For my entire life, I’ve lived in the comfortable space of androgyny. I feel exponentially more content donning clothes on the masculine side of the spectrum. But, the problem is that men’s clothing typically fits horribly over my very feminine, curvy body. Button-down shirts feel good over the shoulders, but my bust literally busts out at the chest, and that last button rarely has a shot of hanging on over my hips. Dress pants bunch and balloon at weird places. So, although I felt more comfortable in men’s garb, I didn’t really feel good wearing it.
The Neverending Story was one of those movies that helped define my childhood, along with Labyrinth, Willow, and The Princess Bride.

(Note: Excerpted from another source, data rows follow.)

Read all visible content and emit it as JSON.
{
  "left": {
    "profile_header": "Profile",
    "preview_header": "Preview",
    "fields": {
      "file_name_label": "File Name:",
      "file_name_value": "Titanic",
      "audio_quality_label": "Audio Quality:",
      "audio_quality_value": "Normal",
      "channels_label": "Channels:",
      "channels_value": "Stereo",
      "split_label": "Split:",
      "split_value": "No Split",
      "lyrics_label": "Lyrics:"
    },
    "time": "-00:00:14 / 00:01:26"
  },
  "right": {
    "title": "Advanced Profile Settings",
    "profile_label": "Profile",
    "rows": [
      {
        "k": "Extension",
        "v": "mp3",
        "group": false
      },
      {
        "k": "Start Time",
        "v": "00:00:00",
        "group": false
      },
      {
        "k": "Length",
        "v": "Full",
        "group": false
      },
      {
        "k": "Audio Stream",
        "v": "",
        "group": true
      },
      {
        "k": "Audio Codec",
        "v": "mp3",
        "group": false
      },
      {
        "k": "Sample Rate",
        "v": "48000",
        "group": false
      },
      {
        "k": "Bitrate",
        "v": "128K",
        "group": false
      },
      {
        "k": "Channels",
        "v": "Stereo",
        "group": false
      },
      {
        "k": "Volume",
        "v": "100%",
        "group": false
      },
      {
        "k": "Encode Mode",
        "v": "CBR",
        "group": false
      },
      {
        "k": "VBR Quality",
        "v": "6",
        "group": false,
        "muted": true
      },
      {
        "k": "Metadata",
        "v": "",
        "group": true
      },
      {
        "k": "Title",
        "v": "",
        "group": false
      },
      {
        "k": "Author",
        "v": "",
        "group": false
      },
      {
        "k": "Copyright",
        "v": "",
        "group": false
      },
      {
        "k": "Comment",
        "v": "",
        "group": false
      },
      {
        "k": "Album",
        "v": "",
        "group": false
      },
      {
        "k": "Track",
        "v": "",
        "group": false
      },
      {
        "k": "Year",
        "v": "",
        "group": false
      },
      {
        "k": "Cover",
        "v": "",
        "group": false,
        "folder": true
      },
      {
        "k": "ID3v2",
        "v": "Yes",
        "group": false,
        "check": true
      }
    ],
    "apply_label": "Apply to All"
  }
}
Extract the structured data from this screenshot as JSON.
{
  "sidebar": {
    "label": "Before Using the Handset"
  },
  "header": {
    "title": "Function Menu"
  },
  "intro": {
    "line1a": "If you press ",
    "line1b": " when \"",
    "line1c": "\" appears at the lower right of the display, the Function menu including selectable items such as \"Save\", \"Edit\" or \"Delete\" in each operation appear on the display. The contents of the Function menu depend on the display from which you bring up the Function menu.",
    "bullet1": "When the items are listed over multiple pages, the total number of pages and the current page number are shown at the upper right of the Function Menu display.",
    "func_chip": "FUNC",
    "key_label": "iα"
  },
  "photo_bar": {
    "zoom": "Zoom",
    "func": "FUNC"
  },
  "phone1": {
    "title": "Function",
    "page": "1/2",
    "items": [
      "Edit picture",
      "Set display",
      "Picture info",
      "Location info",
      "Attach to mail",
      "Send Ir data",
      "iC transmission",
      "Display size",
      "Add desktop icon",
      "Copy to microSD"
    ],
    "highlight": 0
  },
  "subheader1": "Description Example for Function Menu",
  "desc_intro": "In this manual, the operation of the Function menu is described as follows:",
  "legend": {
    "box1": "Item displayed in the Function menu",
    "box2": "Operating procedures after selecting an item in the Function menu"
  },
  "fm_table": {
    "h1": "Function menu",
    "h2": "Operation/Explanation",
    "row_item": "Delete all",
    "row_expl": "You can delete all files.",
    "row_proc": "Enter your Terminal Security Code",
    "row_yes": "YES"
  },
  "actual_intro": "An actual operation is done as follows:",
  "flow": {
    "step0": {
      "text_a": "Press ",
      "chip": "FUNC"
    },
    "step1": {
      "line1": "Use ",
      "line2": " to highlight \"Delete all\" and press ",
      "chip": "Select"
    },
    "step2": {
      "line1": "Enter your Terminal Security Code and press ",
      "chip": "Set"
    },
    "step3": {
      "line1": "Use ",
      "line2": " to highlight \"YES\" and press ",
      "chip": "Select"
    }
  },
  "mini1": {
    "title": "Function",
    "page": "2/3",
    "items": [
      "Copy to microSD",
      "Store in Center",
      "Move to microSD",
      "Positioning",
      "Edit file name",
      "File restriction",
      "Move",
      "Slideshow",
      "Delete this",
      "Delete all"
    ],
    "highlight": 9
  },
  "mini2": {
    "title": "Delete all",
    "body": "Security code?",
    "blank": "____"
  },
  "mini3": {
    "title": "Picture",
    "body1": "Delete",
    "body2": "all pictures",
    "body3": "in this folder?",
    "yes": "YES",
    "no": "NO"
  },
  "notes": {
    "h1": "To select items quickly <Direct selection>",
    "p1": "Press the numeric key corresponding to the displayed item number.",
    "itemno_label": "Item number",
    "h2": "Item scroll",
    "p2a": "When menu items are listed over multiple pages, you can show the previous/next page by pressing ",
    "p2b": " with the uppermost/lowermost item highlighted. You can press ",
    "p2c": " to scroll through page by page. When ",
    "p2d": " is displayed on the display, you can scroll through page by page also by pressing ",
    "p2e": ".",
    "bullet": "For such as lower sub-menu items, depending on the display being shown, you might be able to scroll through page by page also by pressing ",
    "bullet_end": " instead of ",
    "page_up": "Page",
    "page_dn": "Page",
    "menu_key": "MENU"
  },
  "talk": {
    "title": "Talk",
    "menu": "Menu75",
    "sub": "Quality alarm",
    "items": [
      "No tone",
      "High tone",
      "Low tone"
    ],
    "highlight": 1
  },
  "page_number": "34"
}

These stories encouraged my imagination to soar, and although my memory of the actual plots isn’t overly solid, the feelings I have when I think about them are much, much stronger.
Honestly, it’s all the soundtracks that linger in my head when I think about these movies. For those in my age group – the recently-turned-40 people – I bet you can hear the melodies now. The Neverending Storyeeeeeeee, da na na da na na na na na. Or maybe you can hear David Bowie’s voice singing Dance, dance magic dance. Oh, the 80s.
I remember participating in coloring contests as a kid. Crayola crayons were my go-to tools back then, outlining color sections darker and shading the respective inner sections as evenly as possible. Although I was never crowned a winner in one of those contests, I loved how colorful my pieces looked and how much I enjoyed the art of coloring.
I’ve told you before about how much I enjoy color, so it shouldn’t come as a surprise that spending time coloring is an activity I’m drawn to. These days, pencil crayons are more my style, so I sharpened them and got to work.
New Year’s Eve is a day that always sits on the fence. It’s a time to reflect on the past 12 months, and simultaneously look ahead to what the coming year might bring. I don’t think I have enough vocabulary or eloquence to adequately justify how challenging 2020 was.
The world has been in crisis mode, and we’ve all had to find ways to work through our personal challenges that have stemmed from the global pandemic. The sheer amount of communal grief is overwhelming.
On top of all that, 2020 was the year I decided to flip my personal life on its head. Thinking back to the promise of the last New Year’s Eve, I still find it hard to believe how much has changed in my world this year.
As a kid, I remember my family getting our first dog. Winston was perfect. He had the gentlest of temperaments, which, as a boxer, contradicted his gruff appearance. He was loyal, relaxed, and protective. Winston was my first dog, and I fell in love instantly.
The number of canines steadily increased over the years. Murphy was the first join Winston, and when she had her first litter, we kept Shortts (you know, like boxer shorts). I remember Oreo and Maggie, but my memory fails me in trying to recall the others. What I can’t forget is all the poop they left for me in the backyard.
Years ago, I went to Key Largo for a day trip from Miami. I went on a snorkeling tour with Ligeia, my ex-wife (ooph, that’s still weird for me to write), and my seasickness also decided to tag along. I ended up losing my lunch and chumming the waters. It wasn’t really a nice memory of being in the Florida Keys.
In creating my Memory List, I wanted to add a new chapter to how I remember the Keys, so I made sure to specify that I wanted to have a memory of actually going there for a vacation. A true vacation, where I could unwind and relax.